◆ INFORMATION GIVEN:
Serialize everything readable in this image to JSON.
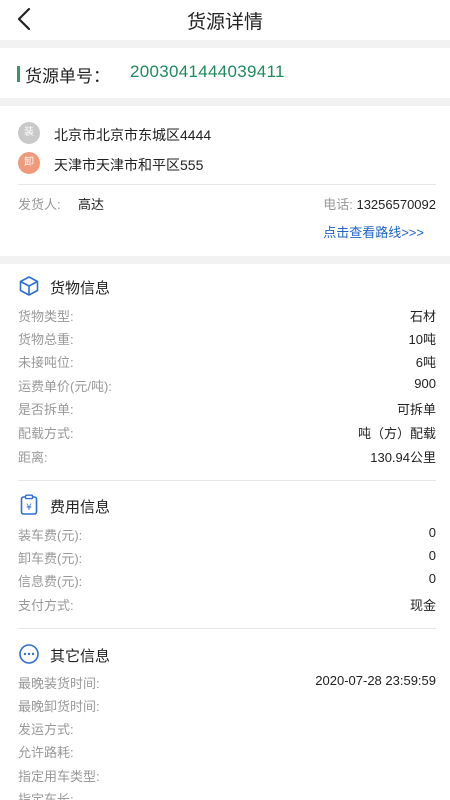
{
  "header": {
    "title": "货源详情"
  },
  "order": {
    "label": "货源单号：",
    "number": "2003041444039411"
  },
  "route": {
    "load_tag": "装",
    "load_address": "北京市北京市东城区4444",
    "unload_tag": "卸",
    "unload_address": "天津市天津市和平区555",
    "shipper_label": "发货人:",
    "shipper_name": "高达",
    "phone_label": "电话:",
    "phone": "13256570092",
    "route_link": "点击查看路线>>>"
  },
  "cargo": {
    "title": "货物信息",
    "rows": [
      {
        "label": "货物类型:",
        "value": "石材"
      },
      {
        "label": "货物总重:",
        "value": "10吨"
      },
      {
        "label": "未接吨位:",
        "value": "6吨"
      },
      {
        "label": "运费单价(元/吨):",
        "value": "900"
      },
      {
        "label": "是否拆单:",
        "value": "可拆单"
      },
      {
        "label": "配载方式:",
        "value": "吨（方）配载"
      },
      {
        "label": "距离:",
        "value": "130.94公里"
      }
    ]
  },
  "fee": {
    "title": "费用信息",
    "icon_glyph": "¥",
    "rows": [
      {
        "label": "装车费(元):",
        "value": "0"
      },
      {
        "label": "卸车费(元):",
        "value": "0"
      },
      {
        "label": "信息费(元):",
        "value": "0"
      },
      {
        "label": "支付方式:",
        "value": "现金"
      }
    ]
  },
  "other": {
    "title": "其它信息",
    "rows": [
      {
        "label": "最晚装货时间:",
        "value": "2020-07-28 23:59:59"
      },
      {
        "label": "最晚卸货时间:",
        "value": ""
      },
      {
        "label": "发运方式:",
        "value": ""
      },
      {
        "label": "允许路耗:",
        "value": ""
      },
      {
        "label": "指定用车类型:",
        "value": ""
      },
      {
        "label": "指定车长:",
        "value": ""
      }
    ]
  },
  "colors": {
    "accent_green": "#1f8a5d",
    "link_blue": "#1f63c7",
    "icon_blue": "#2f6fd0"
  },
  "icons": {
    "back": "chevron-left-icon",
    "cargo": "box-icon",
    "fee": "receipt-icon",
    "other": "more-dots-icon"
  }
}
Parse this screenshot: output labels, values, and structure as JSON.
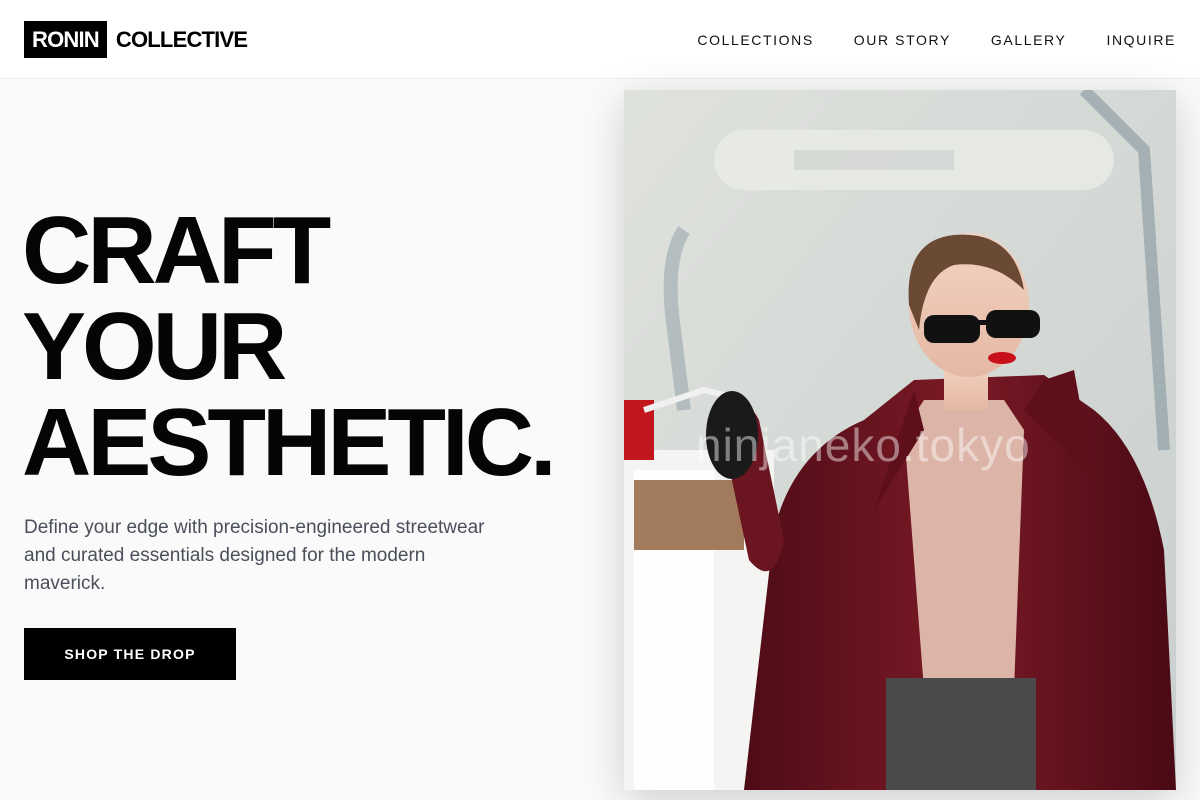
{
  "brand": {
    "box_text": "RONIN",
    "text": "COLLECTIVE"
  },
  "nav": {
    "items": [
      {
        "label": "COLLECTIONS"
      },
      {
        "label": "OUR STORY"
      },
      {
        "label": "GALLERY"
      },
      {
        "label": "INQUIRE"
      }
    ]
  },
  "hero": {
    "headline_lines": [
      "CRAFT",
      "YOUR",
      "AESTHETIC."
    ],
    "subtext": "Define your edge with precision-engineered streetwear and curated essentials designed for the modern maverick.",
    "cta_label": "SHOP THE DROP",
    "image": {
      "subject": "woman in burgundy coat and sunglasses carrying shopping bags",
      "watermark": "ninjaneko.tokyo"
    }
  },
  "colors": {
    "accent": "#000000",
    "background": "#fafafa",
    "subtext": "#4a4f5a",
    "coat": "#6e1420"
  }
}
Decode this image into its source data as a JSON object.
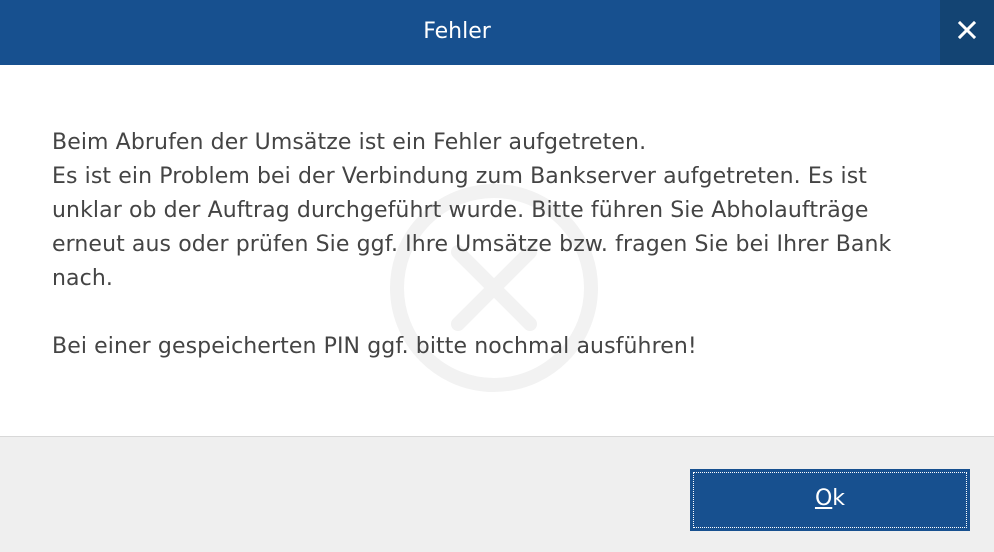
{
  "window": {
    "title": "Fehler",
    "close_icon": "close-icon"
  },
  "message": {
    "line1": "Beim Abrufen der Umsätze ist ein Fehler aufgetreten.",
    "body": "Es ist ein Problem bei der Verbindung zum Bankserver aufgetreten. Es ist unklar ob der Auftrag durchgeführt wurde. Bitte führen Sie Abholaufträge erneut aus oder prüfen Sie ggf. Ihre Umsätze bzw. fragen Sie bei Ihrer Bank nach.",
    "hint": "Bei einer gespeicherten PIN ggf. bitte nochmal ausführen!",
    "watermark_icon": "error-circle-icon"
  },
  "footer": {
    "ok_mnemonic": "O",
    "ok_rest": "k"
  },
  "colors": {
    "titlebar": "#17508f",
    "close_button": "#134473",
    "text": "#444444",
    "footer": "#efefef"
  }
}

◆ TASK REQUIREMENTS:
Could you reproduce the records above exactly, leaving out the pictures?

◆ REPLY TO THE EXERCISE:
Serialize everything readable in this image to JSON.
{
  "header": {
    "title": "货源详情"
  },
  "order": {
    "label": "货源单号：",
    "number": "2003041444039411"
  },
  "route": {
    "load_tag": "装",
    "load_address": "北京市北京市东城区4444",
    "unload_tag": "卸",
    "unload_address": "天津市天津市和平区555",
    "shipper_label": "发货人:",
    "shipper_name": "高达",
    "phone_label": "电话:",
    "phone": "13256570092",
    "route_link": "点击查看路线>>>"
  },
  "cargo": {
    "title": "货物信息",
    "rows": [
      {
        "label": "货物类型:",
        "value": "石材"
      },
      {
        "label": "货物总重:",
        "value": "10吨"
      },
      {
        "label": "未接吨位:",
        "value": "6吨"
      },
      {
        "label": "运费单价(元/吨):",
        "value": "900"
      },
      {
        "label": "是否拆单:",
        "value": "可拆单"
      },
      {
        "label": "配载方式:",
        "value": "吨（方）配载"
      },
      {
        "label": "距离:",
        "value": "130.94公里"
      }
    ]
  },
  "fee": {
    "title": "费用信息",
    "icon_glyph": "¥",
    "rows": [
      {
        "label": "装车费(元):",
        "value": "0"
      },
      {
        "label": "卸车费(元):",
        "value": "0"
      },
      {
        "label": "信息费(元):",
        "value": "0"
      },
      {
        "label": "支付方式:",
        "value": "现金"
      }
    ]
  },
  "other": {
    "title": "其它信息",
    "rows": [
      {
        "label": "最晚装货时间:",
        "value": "2020-07-28 23:59:59"
      },
      {
        "label": "最晚卸货时间:",
        "value": ""
      },
      {
        "label": "发运方式:",
        "value": ""
      },
      {
        "label": "允许路耗:",
        "value": ""
      },
      {
        "label": "指定用车类型:",
        "value": ""
      },
      {
        "label": "指定车长:",
        "value": ""
      }
    ]
  },
  "colors": {
    "accent_green": "#1f8a5d",
    "link_blue": "#1f63c7",
    "icon_blue": "#2f6fd0"
  },
  "icons": {
    "back": "chevron-left-icon",
    "cargo": "box-icon",
    "fee": "receipt-icon",
    "other": "more-dots-icon"
  }
}
Parse this screenshot: output labels, values, and structure as JSON.
{
  "brand": {
    "box_text": "RONIN",
    "text": "COLLECTIVE"
  },
  "nav": {
    "items": [
      {
        "label": "COLLECTIONS"
      },
      {
        "label": "OUR STORY"
      },
      {
        "label": "GALLERY"
      },
      {
        "label": "INQUIRE"
      }
    ]
  },
  "hero": {
    "headline_lines": [
      "CRAFT",
      "YOUR",
      "AESTHETIC."
    ],
    "subtext": "Define your edge with precision-engineered streetwear and curated essentials designed for the modern maverick.",
    "cta_label": "SHOP THE DROP",
    "image": {
      "subject": "woman in burgundy coat and sunglasses carrying shopping bags",
      "watermark": "ninjaneko.tokyo"
    }
  },
  "colors": {
    "accent": "#000000",
    "background": "#fafafa",
    "subtext": "#4a4f5a",
    "coat": "#6e1420"
  }
}
Decode this image into its source data as a JSON object.
{
  "window": {
    "title": "Fehler",
    "close_icon": "close-icon"
  },
  "message": {
    "line1": "Beim Abrufen der Umsätze ist ein Fehler aufgetreten.",
    "body": "Es ist ein Problem bei der Verbindung zum Bankserver aufgetreten. Es ist unklar ob der Auftrag durchgeführt wurde. Bitte führen Sie Abholaufträge erneut aus oder prüfen Sie ggf. Ihre Umsätze bzw. fragen Sie bei Ihrer Bank nach.",
    "hint": "Bei einer gespeicherten PIN ggf. bitte nochmal ausführen!",
    "watermark_icon": "error-circle-icon"
  },
  "footer": {
    "ok_mnemonic": "O",
    "ok_rest": "k"
  },
  "colors": {
    "titlebar": "#17508f",
    "close_button": "#134473",
    "text": "#444444",
    "footer": "#efefef"
  }
}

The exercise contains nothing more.